Grace was five years old and liked pink, purple, party dresses and unicorns. She’s a real girl, one who has always been decisive, and she works hard for what she wants. I was once a little girl like her, before reality beat me up and before my back started hurting too much to ride unicorns.
I intended to paint a portrait of girlish authority before it concedes. I also consider this a self-portrait and a manifesto.
“Unicorn reindeer visiting my front garden with a double rainbow in the background” 8X6, oil on board. Today for my one-hour still life I returned to an old idea, painting an internet meme. I could find only half the props needed for “baby monkey riding on a pig,” so I fell back on that old …
Continue reading “Unicorn with double rainbow (for my kids)”
Our lives are the sum of all the choices we make, and our talent is where our determination and desire collide.
We hate rejection, but it’s a fact of life in the arts. What’s important is what we do with it.
Painting can take itself way too seriously. Small paintings are a place to experiment with our odd ideas.
Perfection is a great goal, but it’s never been possible in a one-man, artisan operation.
Constructive criticism is one thing, but snark has more to do with the critic’s internal settings than any real problems.

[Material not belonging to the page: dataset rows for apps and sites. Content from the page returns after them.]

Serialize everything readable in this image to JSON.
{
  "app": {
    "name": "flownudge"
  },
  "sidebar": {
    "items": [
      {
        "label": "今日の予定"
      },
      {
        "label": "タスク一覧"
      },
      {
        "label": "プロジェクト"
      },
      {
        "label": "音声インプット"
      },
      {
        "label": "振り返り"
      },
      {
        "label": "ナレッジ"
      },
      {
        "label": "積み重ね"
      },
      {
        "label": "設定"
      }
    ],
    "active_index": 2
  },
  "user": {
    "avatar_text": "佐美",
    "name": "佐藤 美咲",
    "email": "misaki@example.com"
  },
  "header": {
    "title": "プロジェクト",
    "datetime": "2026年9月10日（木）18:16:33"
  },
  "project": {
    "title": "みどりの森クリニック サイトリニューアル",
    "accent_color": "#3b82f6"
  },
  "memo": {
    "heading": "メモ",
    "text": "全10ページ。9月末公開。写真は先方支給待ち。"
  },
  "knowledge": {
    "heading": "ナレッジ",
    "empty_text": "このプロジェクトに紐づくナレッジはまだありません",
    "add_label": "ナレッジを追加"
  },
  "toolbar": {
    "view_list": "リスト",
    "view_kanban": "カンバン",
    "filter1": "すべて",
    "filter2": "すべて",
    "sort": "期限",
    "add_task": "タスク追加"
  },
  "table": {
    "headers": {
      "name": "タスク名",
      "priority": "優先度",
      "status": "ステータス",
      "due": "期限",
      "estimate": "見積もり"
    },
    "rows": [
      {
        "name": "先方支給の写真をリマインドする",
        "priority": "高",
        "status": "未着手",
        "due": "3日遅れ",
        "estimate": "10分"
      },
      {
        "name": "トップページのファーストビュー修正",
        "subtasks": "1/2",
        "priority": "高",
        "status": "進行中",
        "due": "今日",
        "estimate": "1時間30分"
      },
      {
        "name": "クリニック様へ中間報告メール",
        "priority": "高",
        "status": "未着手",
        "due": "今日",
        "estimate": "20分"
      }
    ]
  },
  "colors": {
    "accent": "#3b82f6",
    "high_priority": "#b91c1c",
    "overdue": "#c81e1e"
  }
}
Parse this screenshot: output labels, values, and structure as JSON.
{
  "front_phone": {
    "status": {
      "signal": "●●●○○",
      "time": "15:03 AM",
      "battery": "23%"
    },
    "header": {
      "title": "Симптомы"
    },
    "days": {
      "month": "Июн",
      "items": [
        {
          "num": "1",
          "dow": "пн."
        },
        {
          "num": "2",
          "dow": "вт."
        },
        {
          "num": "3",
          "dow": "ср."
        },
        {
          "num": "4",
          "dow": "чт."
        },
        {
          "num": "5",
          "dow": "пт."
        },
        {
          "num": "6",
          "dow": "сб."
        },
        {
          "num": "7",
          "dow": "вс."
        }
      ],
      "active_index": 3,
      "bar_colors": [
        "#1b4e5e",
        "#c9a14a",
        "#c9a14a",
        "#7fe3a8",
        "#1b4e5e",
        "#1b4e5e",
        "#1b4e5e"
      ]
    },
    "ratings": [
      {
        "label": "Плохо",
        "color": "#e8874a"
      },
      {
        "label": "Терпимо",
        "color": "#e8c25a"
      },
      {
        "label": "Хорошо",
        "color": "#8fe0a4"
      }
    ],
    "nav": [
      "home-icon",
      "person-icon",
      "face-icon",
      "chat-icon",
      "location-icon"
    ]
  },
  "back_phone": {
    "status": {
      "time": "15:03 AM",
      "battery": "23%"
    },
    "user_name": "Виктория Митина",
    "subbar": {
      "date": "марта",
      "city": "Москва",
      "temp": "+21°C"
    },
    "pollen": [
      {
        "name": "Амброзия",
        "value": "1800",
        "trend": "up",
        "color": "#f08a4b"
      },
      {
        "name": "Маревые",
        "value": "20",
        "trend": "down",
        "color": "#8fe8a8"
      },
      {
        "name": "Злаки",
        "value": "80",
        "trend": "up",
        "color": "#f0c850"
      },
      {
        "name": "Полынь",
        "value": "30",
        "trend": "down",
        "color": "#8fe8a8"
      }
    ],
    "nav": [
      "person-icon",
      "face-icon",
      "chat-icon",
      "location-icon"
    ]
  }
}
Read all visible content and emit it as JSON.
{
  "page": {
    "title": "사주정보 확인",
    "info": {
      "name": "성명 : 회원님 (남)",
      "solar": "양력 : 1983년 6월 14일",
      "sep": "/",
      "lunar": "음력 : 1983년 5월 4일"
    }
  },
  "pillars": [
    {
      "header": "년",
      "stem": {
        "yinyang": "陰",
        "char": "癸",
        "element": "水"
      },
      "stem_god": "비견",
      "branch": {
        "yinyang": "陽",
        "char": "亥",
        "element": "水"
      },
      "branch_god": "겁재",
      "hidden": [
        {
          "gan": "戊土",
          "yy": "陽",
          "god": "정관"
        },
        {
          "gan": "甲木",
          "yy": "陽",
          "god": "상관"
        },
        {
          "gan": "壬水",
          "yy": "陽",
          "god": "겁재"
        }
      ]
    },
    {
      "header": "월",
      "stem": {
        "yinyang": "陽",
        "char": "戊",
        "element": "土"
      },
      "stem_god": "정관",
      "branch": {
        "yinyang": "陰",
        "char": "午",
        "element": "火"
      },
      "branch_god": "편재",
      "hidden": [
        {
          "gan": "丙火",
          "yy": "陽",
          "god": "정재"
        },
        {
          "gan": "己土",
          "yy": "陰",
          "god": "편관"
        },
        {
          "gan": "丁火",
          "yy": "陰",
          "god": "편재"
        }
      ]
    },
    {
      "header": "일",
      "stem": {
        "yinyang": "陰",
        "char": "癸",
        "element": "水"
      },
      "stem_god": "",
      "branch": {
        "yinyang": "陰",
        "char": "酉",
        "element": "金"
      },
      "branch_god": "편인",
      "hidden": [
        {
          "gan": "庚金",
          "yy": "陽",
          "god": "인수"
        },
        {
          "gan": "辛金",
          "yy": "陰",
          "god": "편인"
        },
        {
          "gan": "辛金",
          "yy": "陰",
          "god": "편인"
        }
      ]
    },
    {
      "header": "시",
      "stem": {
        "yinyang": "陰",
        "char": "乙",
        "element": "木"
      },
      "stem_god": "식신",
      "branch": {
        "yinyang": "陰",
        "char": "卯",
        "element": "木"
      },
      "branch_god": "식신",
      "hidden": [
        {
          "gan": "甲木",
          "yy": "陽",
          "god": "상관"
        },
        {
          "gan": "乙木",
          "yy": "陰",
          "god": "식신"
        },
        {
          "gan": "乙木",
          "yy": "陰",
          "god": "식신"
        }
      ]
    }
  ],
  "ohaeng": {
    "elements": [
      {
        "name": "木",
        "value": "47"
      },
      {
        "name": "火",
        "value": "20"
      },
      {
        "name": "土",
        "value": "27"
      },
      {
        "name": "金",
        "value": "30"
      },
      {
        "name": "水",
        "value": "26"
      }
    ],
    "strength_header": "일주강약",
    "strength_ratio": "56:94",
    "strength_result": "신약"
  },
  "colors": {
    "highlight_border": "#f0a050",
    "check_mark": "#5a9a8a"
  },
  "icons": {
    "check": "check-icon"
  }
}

Every day, in every way, things are not necessarily getting better. In Control (Grace and her unicorn), 24X36, is one of the paintings that’s going to Rye Arts Center’s Censored and Poetic: the works of Carol Douglas and Anne de Villemejane, March 2022. A visitor to my studio recently asked me about the gender disparity in painting. …
Continue reading “In control”
I’m flailing around in the undergrowth in this new-to-me medium. In Control (Grace and her Unicorn), oil on canvas, 24X30, is heading to Rye Arts Center for the month of March. Last fall, I made the commitment that I’d spend a day a week this winter writing a painting book. That should be easy; after …
Continue reading “It was the best of tomes, it was the worst of tomes”
When we paint, we speak to our present generation, but we’re also speaking to the future. Giant deer from the replica of Lascaux. The Irish elk was one of the largest deer that has ever lived. Its range was vast, across all of Eurasia from the Atlantic to Siberia, feeding on the same boreal woodlands …
Continue reading “Art as information”